Spyfu: Excellent PPC data for competitors. You can find data by domain or keyword. You can see what competitors are spending on PPC campaign and see ad data. Find out what keywords they are bidding on. Gives you the ability to drill down and download data for further analysis. Spyfu UK also recently launched.
Google Insights For Search: Google provides data specifically for marketing based on what people are searching for. Use it to decipher trends. Locate appropriate regional markets.
Competitious: Store data about competitors. Create matrix to compare competitor features/attributes. Pulls in RSS feed and search results. You can click and save anything that looks interesting from search or blog feeds, Setup different profiles.
Using WordPress as an SEO Tool
WordPress is one of the most popular blog platforms out there. It’s really well-suited for search engine optimization, especially with a few modifications. One of the great things about WordPress is the great developmental community around it. There are tons of plug-ins around to expand its functionality. It can be used by experts or beginners.
WordPress Search Engine Optimization Benefits: Helps users create basic optimized content even with little SEO knowledge. Once setup, all you have to do is write (for best results 2-5 times a week). You can use it to build links and awareness. Great for social media marketing
Recommended WordPress Settings:
- Search Engine Friendly URLs: Go into Settings — Permalinks — Month and Name.
- Indexable by Search Engines: Settings — Privacy — Blog Visibility – I would like my blog to be visible.
- Communication with other blogsL Setting – Discussions…
All in One SEO Pack: Helps you with your on-page SEO. It helps you will your Title tags. It prevents a lot of duplicate content issues on the site. It generates your Meta description tags automatically.
WordPress Related Posts: Internal Linking Plugin. It’s very important to improve internal linking throughout blog.

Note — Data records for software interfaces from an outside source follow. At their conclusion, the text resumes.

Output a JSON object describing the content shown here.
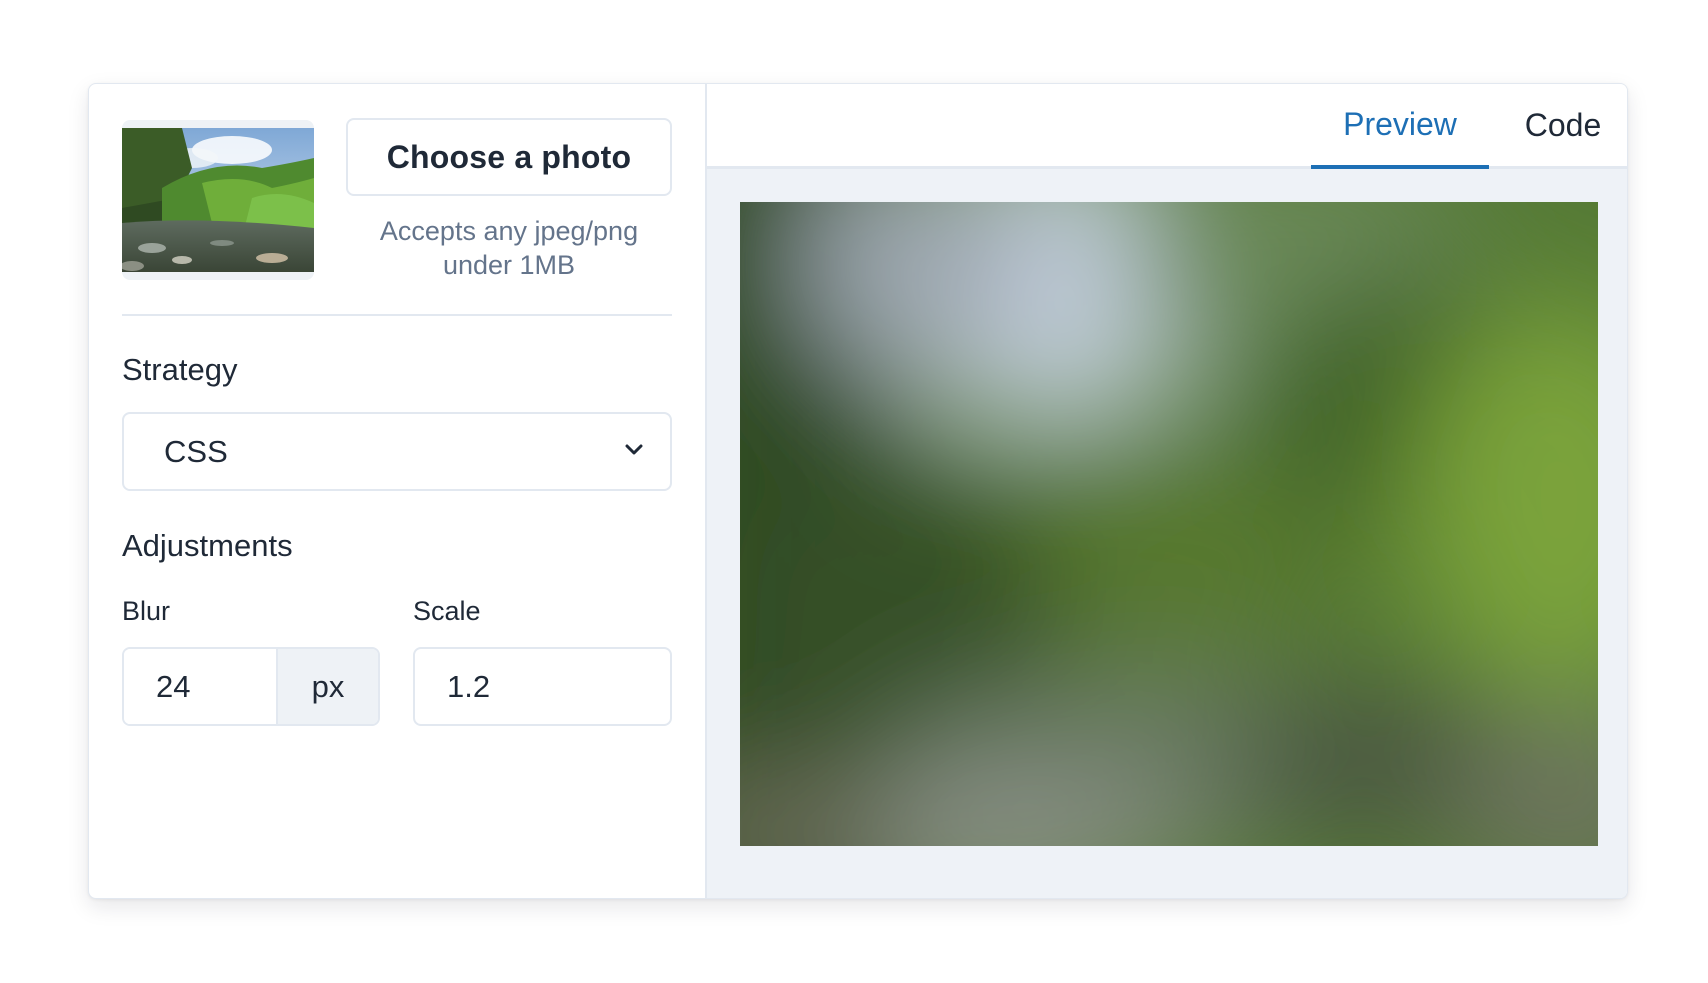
{
  "upload": {
    "button_label": "Choose a photo",
    "hint": "Accepts any jpeg/png under 1MB"
  },
  "strategy": {
    "title": "Strategy",
    "selected": "CSS"
  },
  "adjustments": {
    "title": "Adjustments",
    "blur": {
      "label": "Blur",
      "value": "24",
      "unit": "px"
    },
    "scale": {
      "label": "Scale",
      "value": "1.2"
    }
  },
  "tabs": [
    {
      "label": "Preview",
      "active": true
    },
    {
      "label": "Code",
      "active": false
    }
  ],
  "colors": {
    "accent": "#1d6fb5",
    "border": "#e2e8f0",
    "muted_text": "#64748b",
    "panel_bg": "#eef2f7"
  }
}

It helps expose users to other content and improves search engine rankings.
Sociable: Good social media plug-in. It makes it easy for visitors to submit your content to social media sites.

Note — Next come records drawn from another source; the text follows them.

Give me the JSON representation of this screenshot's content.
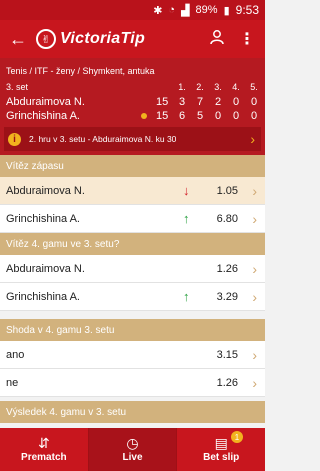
{
  "status": {
    "battery": "89%",
    "time": "9:53"
  },
  "app": {
    "brand": "VictoriaTip"
  },
  "match": {
    "path": "Tenis / ITF - ženy / Shymkent, antuka",
    "set_label": "3. set",
    "col_headers": [
      "1.",
      "2.",
      "3.",
      "4.",
      "5."
    ],
    "players": [
      {
        "name": "Abduraimova N.",
        "scores": [
          "15",
          "3",
          "7",
          "2",
          "0",
          "0"
        ]
      },
      {
        "name": "Grinchishina A.",
        "scores": [
          "15",
          "6",
          "5",
          "0",
          "0",
          "0"
        ]
      }
    ],
    "info": "2. hru v 3. setu - Abduraimova N. ku 30"
  },
  "markets": [
    {
      "title": "Vítěz zápasu",
      "outcomes": [
        {
          "label": "Abduraimova N.",
          "odd": "1.05",
          "trend": "down"
        },
        {
          "label": "Grinchishina A.",
          "odd": "6.80",
          "trend": "up"
        }
      ]
    },
    {
      "title": "Vítěz 4. gamu ve 3. setu?",
      "outcomes": [
        {
          "label": "Abduraimova N.",
          "odd": "1.26",
          "trend": ""
        },
        {
          "label": "Grinchishina A.",
          "odd": "3.29",
          "trend": "up"
        }
      ]
    },
    {
      "title": "Shoda v 4. gamu 3. setu",
      "outcomes": [
        {
          "label": "ano",
          "odd": "3.15",
          "trend": ""
        },
        {
          "label": "ne",
          "odd": "1.26",
          "trend": ""
        }
      ]
    },
    {
      "title": "Výsledek 4. gamu v 3. setu",
      "outcomes": []
    }
  ],
  "nav": {
    "prematch": "Prematch",
    "live": "Live",
    "betslip": "Bet slip",
    "betslip_count": "1"
  }
}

RSS Footer: RSS Feeds are published but rarely optimized with out of the box blog factor. RSS Footer adds a copyright notice and a link to your Web site.
WP Super Cache: Caching plug-in. Traffic spikes can cause server to buckle under the load. If your site is unavailable for long periods of time your rankings can suffer.

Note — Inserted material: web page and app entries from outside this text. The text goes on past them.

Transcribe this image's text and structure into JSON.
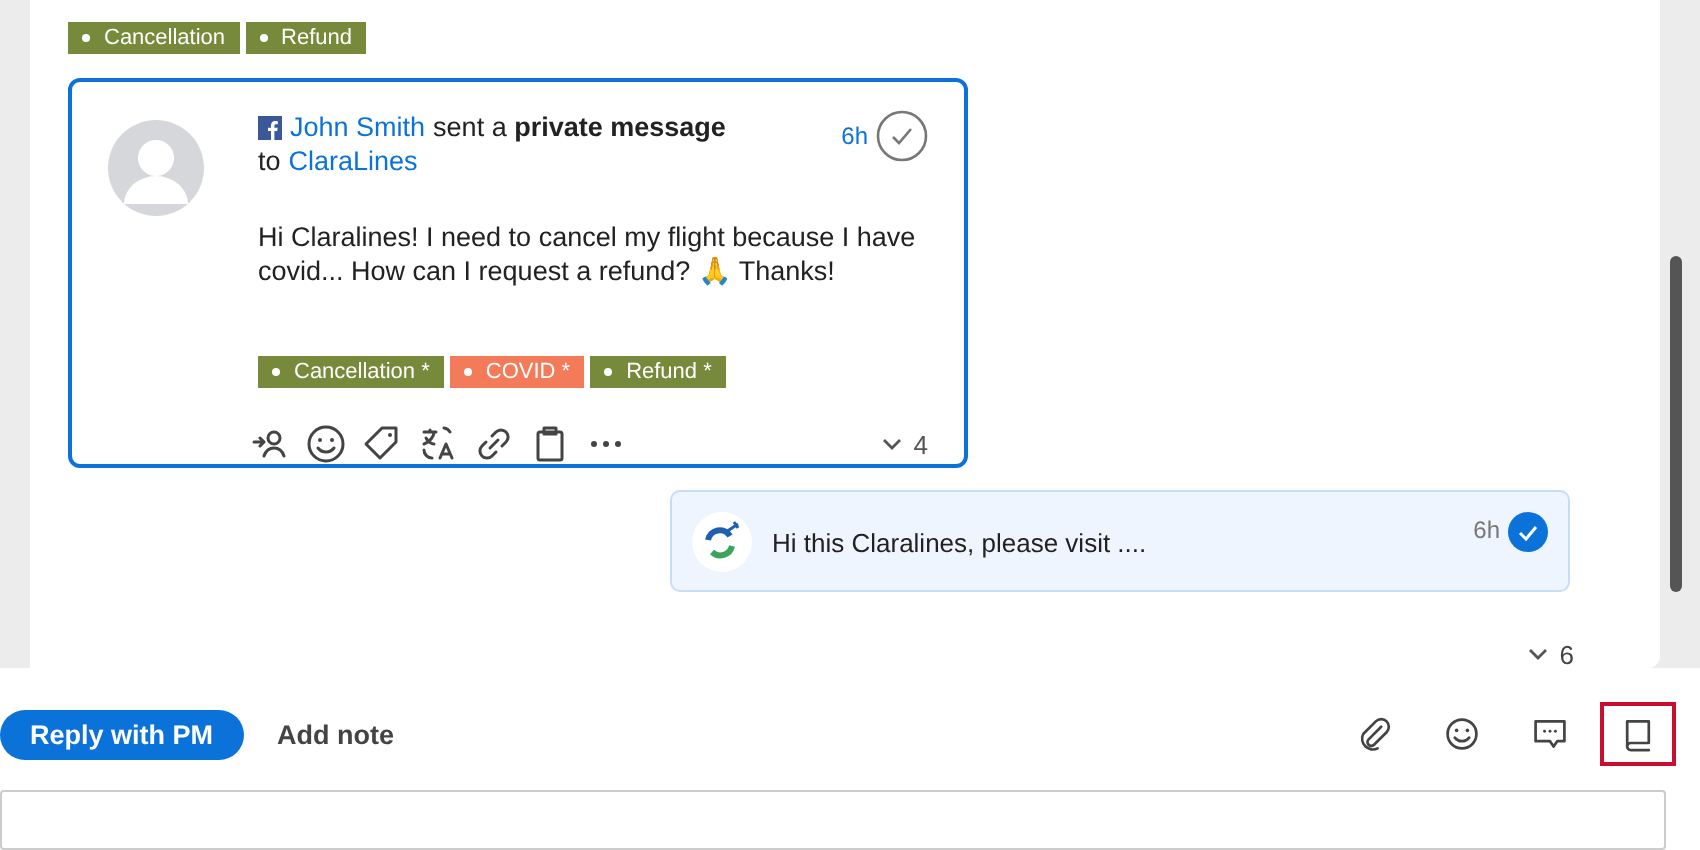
{
  "thread_tags": [
    {
      "label": "Cancellation",
      "color": "#77893a"
    },
    {
      "label": "Refund",
      "color": "#77893a"
    }
  ],
  "message": {
    "sender": "John Smith",
    "action": "sent a **private message**",
    "to_prefix": "to",
    "recipient": "ClaraLines",
    "time": "6h",
    "resolved": false,
    "body": "Hi Claralines! I need to cancel my flight because I have covid... How can I request a refund? 🙏 Thanks!",
    "tags": [
      {
        "label": "Cancellation *",
        "color": "#77893a"
      },
      {
        "label": "COVID *",
        "color": "#f47b5a"
      },
      {
        "label": "Refund *",
        "color": "#77893a"
      }
    ],
    "reply_count": "4"
  },
  "reply": {
    "text": "Hi this Claralines, please visit ....",
    "time": "6h",
    "sent": true
  },
  "thread_count": "6",
  "composer": {
    "modes": [
      {
        "label": "Reply with PM",
        "selected": true
      },
      {
        "label": "Add note",
        "selected": false
      }
    ],
    "tools": [
      {
        "kind": "attach",
        "highlighted": false
      },
      {
        "kind": "emoji",
        "highlighted": false
      },
      {
        "kind": "comment",
        "highlighted": false
      },
      {
        "kind": "book",
        "highlighted": true
      }
    ]
  }
}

Joe Abraham is next.
Google Keyword Suggestion: Now gives you the approximate search volume. Lets you search by specific term. You can just type in a URL and see what Google thinks it’s about. Do it to your own site, as well.
WordTracker: Good tool but don’t go by the search volume numbers.
Microsoft adCenter Labs: Free Demographic tools. Input a URL on a list of phrases and get back predicted demographics. He mentions both the demographic predictions tool and the keyword forecast tool. Type in any URL and get the make up for who’s visiting that Web site – gender, age ranges, etc.
XML Sitemaps: An XML file lists all the URLs on your Web site or all the ones that you want indexed. List relative importance of pages. Allows the engines an easy way to find pages. Does not guarantee inclusion. Google, Yahoo and MSN all support this protocol.
SitemapDoc.com: If you have under 500 pages on your site, this will generate all the code you need for an XML Sitemap. You just copy and past the code into a text document and save it as an XML file.
Google Webmaster Central: Once you have all this info created, you can submit your sitemap through Google Webmaster Central. Once verified, you gain access to some Google Data o your site like content analysis, top search queries, and Web crawl stats. Can be added to iGoogle.
You can double check your robots.txt file in Google Webmaster Tools.
CrazyEgg: Heatmapping tool. Creates different visual overlays of site with statistics. Creates a heat map, using color to indicate activity.